- [Exercise objective]: Each entry below should appear again exactly as written, without pictures.

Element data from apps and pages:
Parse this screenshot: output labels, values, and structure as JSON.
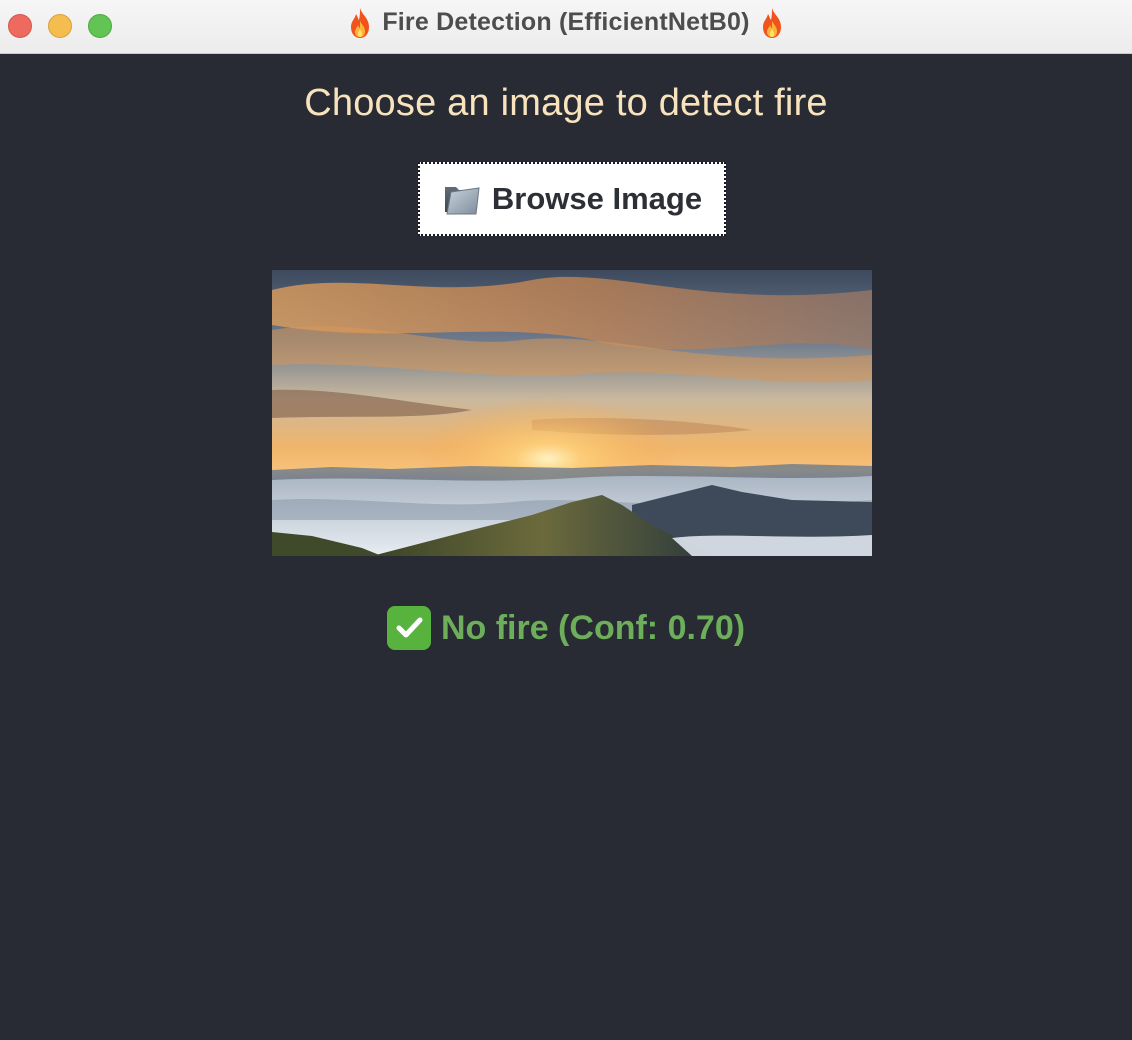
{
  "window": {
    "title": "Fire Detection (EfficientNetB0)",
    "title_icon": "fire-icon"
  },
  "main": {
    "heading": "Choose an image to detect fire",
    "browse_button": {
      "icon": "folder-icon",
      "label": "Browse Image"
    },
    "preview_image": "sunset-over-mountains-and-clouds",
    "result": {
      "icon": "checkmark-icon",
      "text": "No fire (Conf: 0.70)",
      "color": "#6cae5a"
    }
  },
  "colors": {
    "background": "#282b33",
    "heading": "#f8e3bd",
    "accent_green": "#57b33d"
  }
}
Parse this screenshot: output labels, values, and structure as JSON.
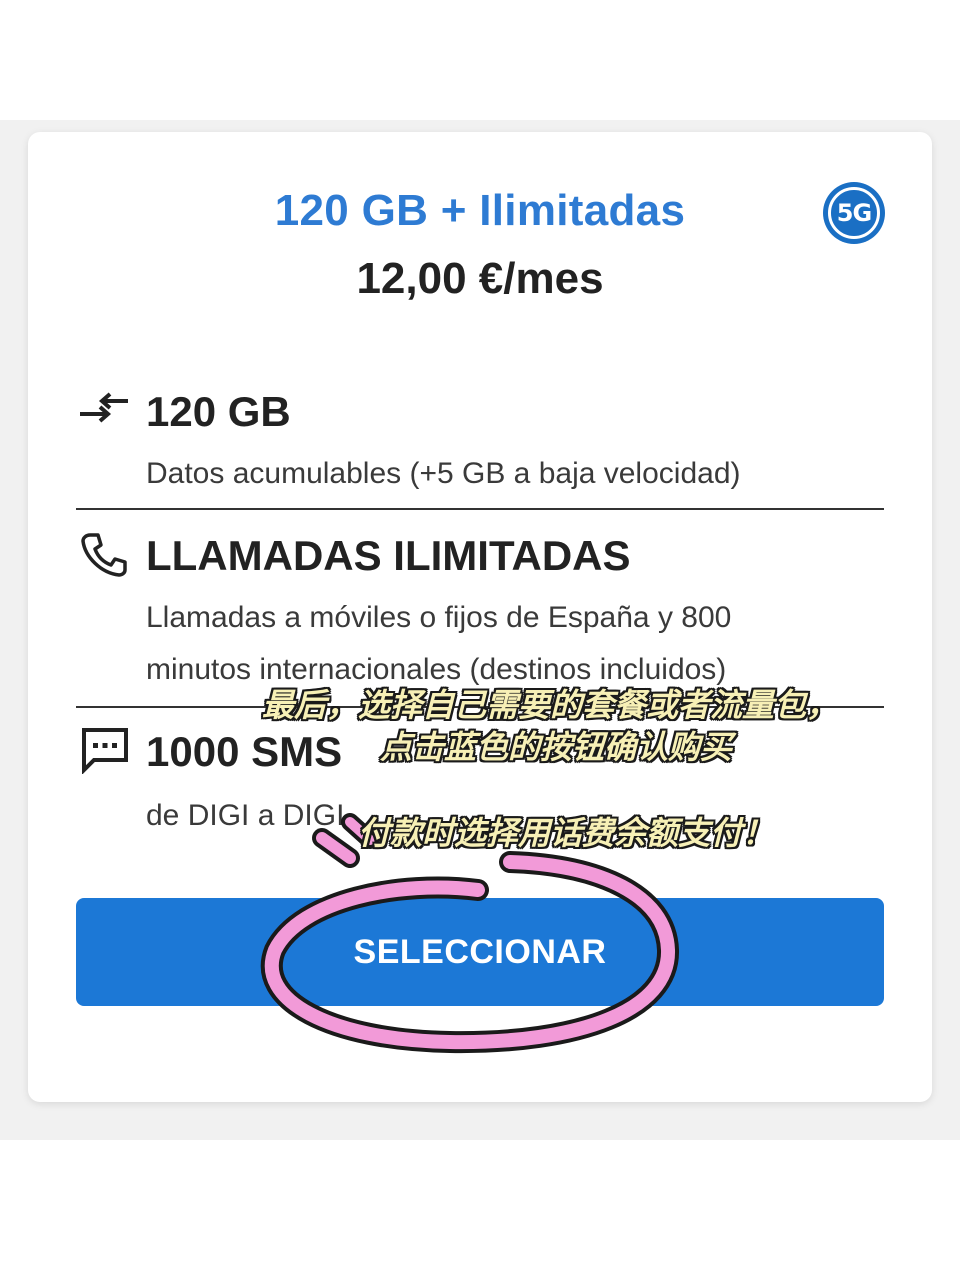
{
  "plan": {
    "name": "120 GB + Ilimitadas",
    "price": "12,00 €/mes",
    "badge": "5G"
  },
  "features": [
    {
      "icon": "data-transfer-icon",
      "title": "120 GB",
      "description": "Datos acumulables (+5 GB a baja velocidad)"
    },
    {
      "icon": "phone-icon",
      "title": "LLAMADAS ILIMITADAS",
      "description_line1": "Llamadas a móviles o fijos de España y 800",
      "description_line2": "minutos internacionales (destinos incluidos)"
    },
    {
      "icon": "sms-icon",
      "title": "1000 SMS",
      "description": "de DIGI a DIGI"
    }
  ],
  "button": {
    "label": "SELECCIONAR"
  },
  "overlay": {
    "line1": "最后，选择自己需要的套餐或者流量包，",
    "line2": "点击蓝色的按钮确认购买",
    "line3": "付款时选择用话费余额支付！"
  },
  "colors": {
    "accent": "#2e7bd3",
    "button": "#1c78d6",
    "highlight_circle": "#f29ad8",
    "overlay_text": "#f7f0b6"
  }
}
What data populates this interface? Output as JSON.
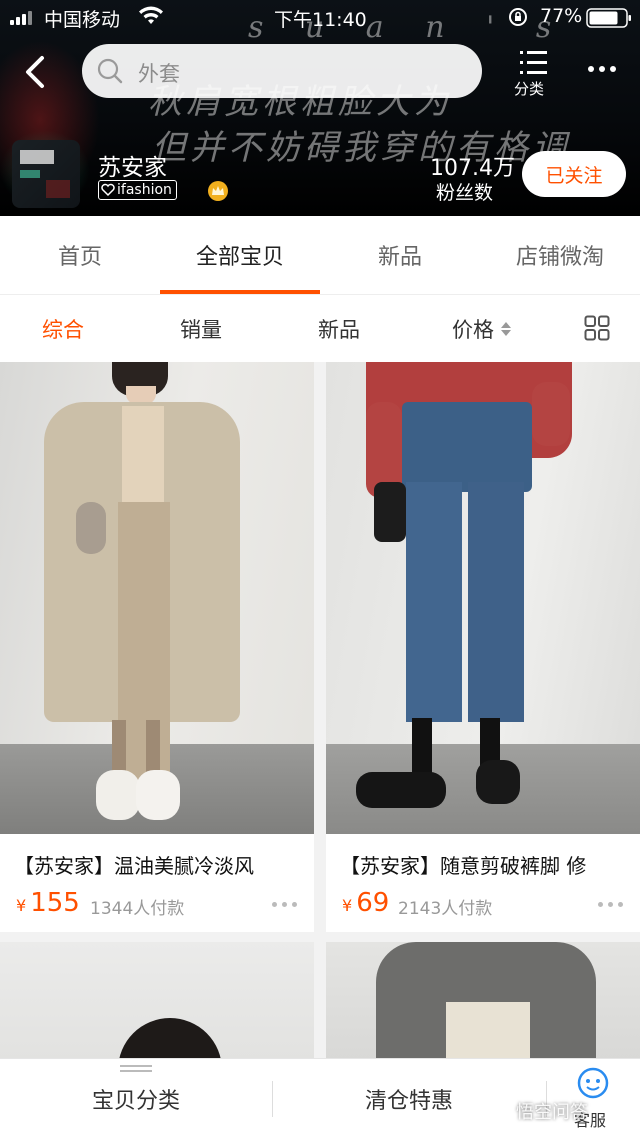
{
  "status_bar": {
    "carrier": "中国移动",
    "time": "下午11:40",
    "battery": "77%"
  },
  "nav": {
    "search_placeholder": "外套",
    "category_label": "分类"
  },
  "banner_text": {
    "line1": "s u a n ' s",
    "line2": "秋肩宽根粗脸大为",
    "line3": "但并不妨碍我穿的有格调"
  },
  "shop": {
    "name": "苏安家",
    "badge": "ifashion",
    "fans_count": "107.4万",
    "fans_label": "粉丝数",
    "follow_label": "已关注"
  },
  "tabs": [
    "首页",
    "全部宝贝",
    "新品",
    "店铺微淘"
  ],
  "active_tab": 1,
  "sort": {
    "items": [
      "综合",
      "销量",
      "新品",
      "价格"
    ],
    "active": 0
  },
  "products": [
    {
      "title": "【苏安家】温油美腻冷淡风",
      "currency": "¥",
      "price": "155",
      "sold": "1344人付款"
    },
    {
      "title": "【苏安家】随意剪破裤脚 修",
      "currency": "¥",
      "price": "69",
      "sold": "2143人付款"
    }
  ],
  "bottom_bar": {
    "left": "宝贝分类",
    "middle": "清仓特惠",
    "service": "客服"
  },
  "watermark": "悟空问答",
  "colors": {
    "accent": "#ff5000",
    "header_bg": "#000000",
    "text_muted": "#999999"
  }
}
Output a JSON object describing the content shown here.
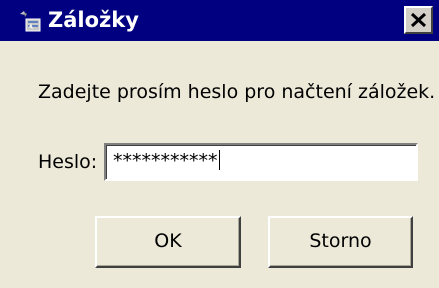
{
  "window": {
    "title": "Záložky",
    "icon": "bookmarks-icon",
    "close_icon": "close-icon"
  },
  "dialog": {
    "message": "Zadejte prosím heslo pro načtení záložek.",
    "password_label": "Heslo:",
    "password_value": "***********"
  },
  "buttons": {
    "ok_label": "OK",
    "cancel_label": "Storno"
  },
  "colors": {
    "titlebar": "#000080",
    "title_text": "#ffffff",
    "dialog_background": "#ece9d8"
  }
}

- [Completed exercise]:
Parse this screenshot: output labels, values, and structure as JSON.
{
  "window": {
    "title": "Fire Detection (EfficientNetB0)",
    "title_icon": "fire-icon"
  },
  "main": {
    "heading": "Choose an image to detect fire",
    "browse_button": {
      "icon": "folder-icon",
      "label": "Browse Image"
    },
    "preview_image": "sunset-over-mountains-and-clouds",
    "result": {
      "icon": "checkmark-icon",
      "text": "No fire (Conf: 0.70)",
      "color": "#6cae5a"
    }
  },
  "colors": {
    "background": "#282b33",
    "heading": "#f8e3bd",
    "accent_green": "#57b33d"
  }
}
Parse this screenshot: output labels, values, and structure as JSON.
{
  "plan": {
    "name": "120 GB + Ilimitadas",
    "price": "12,00 €/mes",
    "badge": "5G"
  },
  "features": [
    {
      "icon": "data-transfer-icon",
      "title": "120 GB",
      "description": "Datos acumulables (+5 GB a baja velocidad)"
    },
    {
      "icon": "phone-icon",
      "title": "LLAMADAS ILIMITADAS",
      "description_line1": "Llamadas a móviles o fijos de España y 800",
      "description_line2": "minutos internacionales (destinos incluidos)"
    },
    {
      "icon": "sms-icon",
      "title": "1000 SMS",
      "description": "de DIGI a DIGI"
    }
  ],
  "button": {
    "label": "SELECCIONAR"
  },
  "overlay": {
    "line1": "最后，选择自己需要的套餐或者流量包，",
    "line2": "点击蓝色的按钮确认购买",
    "line3": "付款时选择用话费余额支付！"
  },
  "colors": {
    "accent": "#2e7bd3",
    "button": "#1c78d6",
    "highlight_circle": "#f29ad8",
    "overlay_text": "#f7f0b6"
  }
}
What data populates this interface? Output as JSON.
{
  "status_bar": {
    "carrier": "中国移动",
    "time": "下午11:40",
    "battery": "77%"
  },
  "nav": {
    "search_placeholder": "外套",
    "category_label": "分类"
  },
  "banner_text": {
    "line1": "s u a n ' s",
    "line2": "秋肩宽根粗脸大为",
    "line3": "但并不妨碍我穿的有格调"
  },
  "shop": {
    "name": "苏安家",
    "badge": "ifashion",
    "fans_count": "107.4万",
    "fans_label": "粉丝数",
    "follow_label": "已关注"
  },
  "tabs": [
    "首页",
    "全部宝贝",
    "新品",
    "店铺微淘"
  ],
  "active_tab": 1,
  "sort": {
    "items": [
      "综合",
      "销量",
      "新品",
      "价格"
    ],
    "active": 0
  },
  "products": [
    {
      "title": "【苏安家】温油美腻冷淡风",
      "currency": "¥",
      "price": "155",
      "sold": "1344人付款"
    },
    {
      "title": "【苏安家】随意剪破裤脚 修",
      "currency": "¥",
      "price": "69",
      "sold": "2143人付款"
    }
  ],
  "bottom_bar": {
    "left": "宝贝分类",
    "middle": "清仓特惠",
    "service": "客服"
  },
  "watermark": "悟空问答",
  "colors": {
    "accent": "#ff5000",
    "header_bg": "#000000",
    "text_muted": "#999999"
  }
}
Output a JSON object describing the content shown here.
{
  "window": {
    "title": "Záložky",
    "icon": "bookmarks-icon",
    "close_icon": "close-icon"
  },
  "dialog": {
    "message": "Zadejte prosím heslo pro načtení záložek.",
    "password_label": "Heslo:",
    "password_value": "***********"
  },
  "buttons": {
    "ok_label": "OK",
    "cancel_label": "Storno"
  },
  "colors": {
    "titlebar": "#000080",
    "title_text": "#ffffff",
    "dialog_background": "#ece9d8"
  }
}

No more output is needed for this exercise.